5. Whole: Rethinking the Science of Nutrition, page 21ff
6. Death by Food Pyramid, page 203
7. Death by Food Pyramid, page 170
9. The Truth about Fats: The Good, The Bad and the In-Between, Harvard Medical School
10. Death by Food Pyramid, page 170
12. Death by Food Pyramid, page 23-25
13. Death by Food Pyramid, page 24
15. In Defence of Food: An Eater’s Manifesto, page 1
- Whole: Rethinking the Science of Nutrition by Colin. T Campbell
- The China Study: The Most Comprehensive Study of Nutrition Ever Conducted And the Startling Implications for Diet, Weight Loss, And Long-term Health by Colin T Campbell
- Death by Food Pyramid by Denise Minger
- In Defence of Food: An Eater’s Manifesto by Michael Pollan
- Food Rules: An Eater’s Manual by Michael Pollan
- Diet Cults by Matt Fitzgerald
- What to Eat by Marion Nestle
- What to Eat: The Ten Things You Really Need to Know to Eat Well and be Healthy by Luise Light
- Eat, Drink, and Be Healthy: The Harvard Medical School Guide to Healthy Eating
- Accidently Overweight by Libby Weaver
- Vegie Smugglers by Wendy Blume
- Family Food by Pete Evans
- River Cottage Light and Easy by Hugh Fearnly-Whittingstall
- River Cottage Veg Everyday by Hugh Fearnly-Whittingstall
- Healthy Family, Happy Family by Karen Fischer
- Allergy Friendly Food for Families by The Editors of Kiwi Magazine
- Practical Paleo: A Customised Approach to Health and a Wholefoods Lifestyle
- Thrive Foods: 200 Plant-Based Recipes for Peak Health
- Your Personal Paleo Diet: Feel and Look Great by Eating the Foods that are Ideal for your Body by Chris Kresser
- Western A. Price Foundation
- Chris Kresser.com
- Wahls Protocol website
- Whole Life Nutrition
- Nourished Kitchen
- Super Healthy Kids
- Just Eat Real Food
- Sprouted Kitchen
- Oh She Glows
- Post Punk Kitchen
- Veg Kitchen
- My New Roots
What other resources would you add? Please feel free to leave them in the comments below.
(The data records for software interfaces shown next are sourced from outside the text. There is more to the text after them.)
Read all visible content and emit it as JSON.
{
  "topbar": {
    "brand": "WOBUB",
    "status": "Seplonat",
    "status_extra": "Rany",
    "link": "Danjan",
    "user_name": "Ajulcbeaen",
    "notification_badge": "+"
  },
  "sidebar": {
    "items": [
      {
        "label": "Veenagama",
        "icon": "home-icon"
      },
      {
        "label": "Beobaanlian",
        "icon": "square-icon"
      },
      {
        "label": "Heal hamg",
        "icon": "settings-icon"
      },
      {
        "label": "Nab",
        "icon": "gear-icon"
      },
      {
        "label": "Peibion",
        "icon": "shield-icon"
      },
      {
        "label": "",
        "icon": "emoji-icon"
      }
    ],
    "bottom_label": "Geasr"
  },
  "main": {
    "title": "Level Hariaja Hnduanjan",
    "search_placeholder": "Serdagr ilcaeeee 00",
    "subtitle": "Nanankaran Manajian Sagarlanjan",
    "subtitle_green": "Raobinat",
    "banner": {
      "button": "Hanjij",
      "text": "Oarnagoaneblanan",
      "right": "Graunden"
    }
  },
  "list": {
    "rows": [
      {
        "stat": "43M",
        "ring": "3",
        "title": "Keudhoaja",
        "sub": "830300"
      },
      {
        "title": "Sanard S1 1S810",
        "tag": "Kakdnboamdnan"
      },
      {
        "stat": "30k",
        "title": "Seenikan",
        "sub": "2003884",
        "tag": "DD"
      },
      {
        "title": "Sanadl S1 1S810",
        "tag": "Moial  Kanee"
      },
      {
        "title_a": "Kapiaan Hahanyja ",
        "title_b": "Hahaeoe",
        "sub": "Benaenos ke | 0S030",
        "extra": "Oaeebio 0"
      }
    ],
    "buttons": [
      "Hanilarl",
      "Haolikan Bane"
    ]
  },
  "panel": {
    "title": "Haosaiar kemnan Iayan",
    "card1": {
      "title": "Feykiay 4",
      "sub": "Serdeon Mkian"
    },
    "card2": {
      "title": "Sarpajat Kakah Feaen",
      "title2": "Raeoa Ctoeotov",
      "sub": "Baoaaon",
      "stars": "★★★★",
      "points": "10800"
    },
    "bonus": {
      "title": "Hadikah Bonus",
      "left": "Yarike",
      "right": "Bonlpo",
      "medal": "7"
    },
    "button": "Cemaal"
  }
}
Melissa Goodwin is a writer and the creator of Frugal and Thriving who has a passion for living frugally and encouraging people to thrive on any budget. The blog is nine years old and is almost like her eldest baby. Prior to being a blogger and mum (but not a mummy blogger), she worked as an accountant doing other people’s budgets, books and tax.